The Conversation (Original Soundtrack Recording)
Words cannot describe how good this is early 1970s minimal score is. And what a theme. First time on vinyl. Wow. Please note, this is vinyl only – no downloads available.
LAST ONE AVAILABLE
This is the first time the complete score to The Conversation has been released on vinyl. The film itself was
originally released in 1974 and a 7” demo of the theme was sent out as promotional material by Paramount
(PAA-0305), but a USA stock edition was never issued. In Japan the same music was also issued on a 7” at
about the same time (JET-2273), with a picture sleeve, but until now nothing else has ever been pressed on
Jonny Trunk’s little obsession with this music began after I’d caught the film, late night, sometime in the mid

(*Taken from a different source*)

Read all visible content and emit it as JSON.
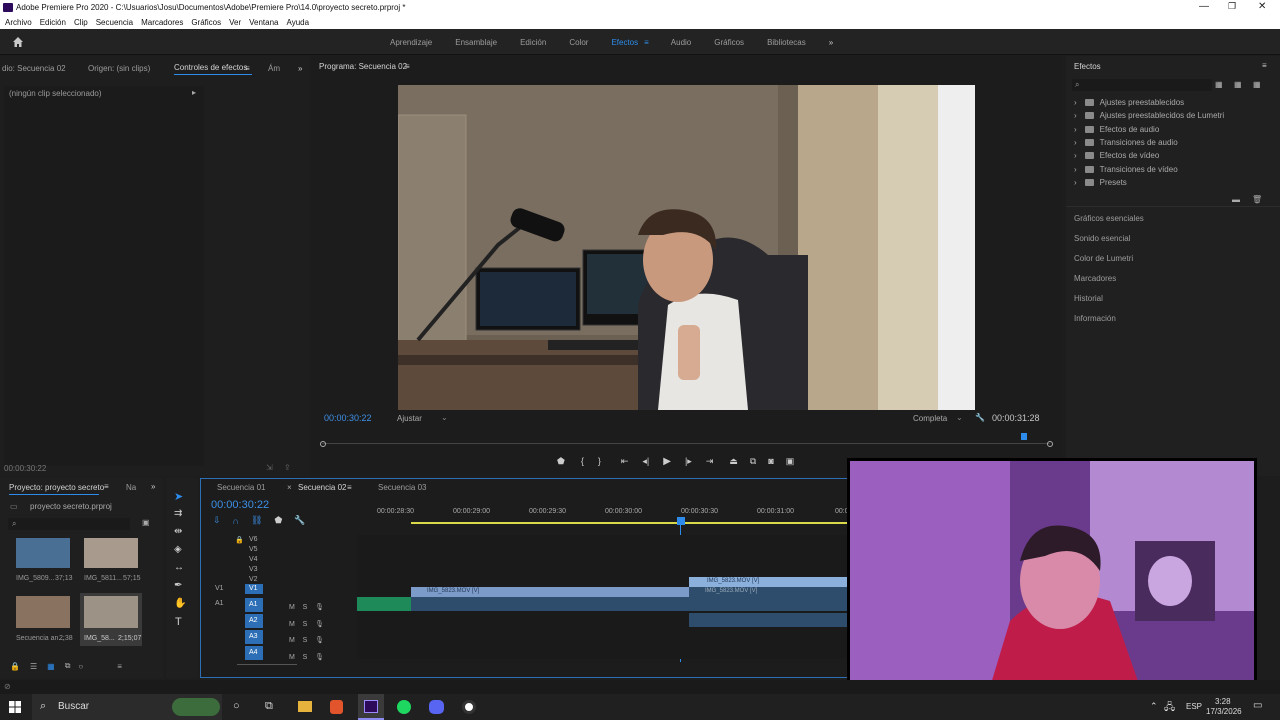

1990s. Musically it’s an exceptional example of the “new minimalism” in film music of the period, marking a
departure (for some) from big scores to smaller, more economic ensemble sounds.
The film was written, produced and directed by Francis Ford Coppola and is still a thrilling journey into
sound, mind and murder. Heavily influenced by Antonioni’s Blow-Up (and not, as some thought, by
Watergate), Coppola wanted to fuse the concept of Blow-Up with “the world of audio surveillance”. The story
centres around Harry Caul (Gene Hackman), a mac-wearing professional wire-tapper and clandestine
bugger who gets unusually consumed by a conversation he’s been paid to record. Caul is a loner, an
obsessive-compulsive character with numerous neuroses that play out brilliantly throughout the film. And as
he slowly pieces together the conversation fragments and forms his own story around it, his world falls apart.
Sonically this movie – all about sound – is groundbreaking in many ways, with actual “sound design” provided
by the legendary Walter Murch – the man who actually invented the term in the first place.
For the music, Coppola wisely chose a young David Shire, his brother in law. Shire’s deceptively simple
piano theme (composed because of no budget for big orchestra) is one of tragic beauty, brilliantly capturing
Caul’s loneliness, his slightly disturbed nature and this trip into darkness. The melody has both sweet and
sour tones, feeling a little like a slow ragtime, which both develops and retreats throughout the film; there are
even trips into avant-garde territory with electro-acoustic flourishes and concrète. The solo, agitated figure of
Caul, wearing his distinctive transparent mac, is made all the more raw and poignant by the score – the
sparse and curiously emotional compositions are unlike any others I can think of from the period.
The soundtrack for The Conversation proved to be a major break for Shire, his career really taking off from
this musical point. His next score was to be the underground classic Taking Of Pelham 123, followed up later
ironically by All The Presidents Men – a thriller about the Watergate scandal.
The Conversation went on to win several awards and nominations, and has become a classic of the “New
Hollywood” movement. Hopefully now this music may become part of the renewed interest in old film
- A01Theme From The Conversation3:33
- A02The End Of The Day1:37
- A03No More Questions / Phoning The Director2:18
- A04Blues For Harry (Combo)2:39
- A05To The Office / The Elevator2:40
- A06Whatever Was Arranged2:09
- A07The Confessional2:21
- B01Amy's Theme2:51
- B02Dream Sequence2:35
- B03Plumbing Problem2:54
- B04Harry Carried2:47
- B05The Girl In The Limo2:25
- B06Finale And End Credits3:54
- B07Theme From 'The Conversation' (Ensemble)2:31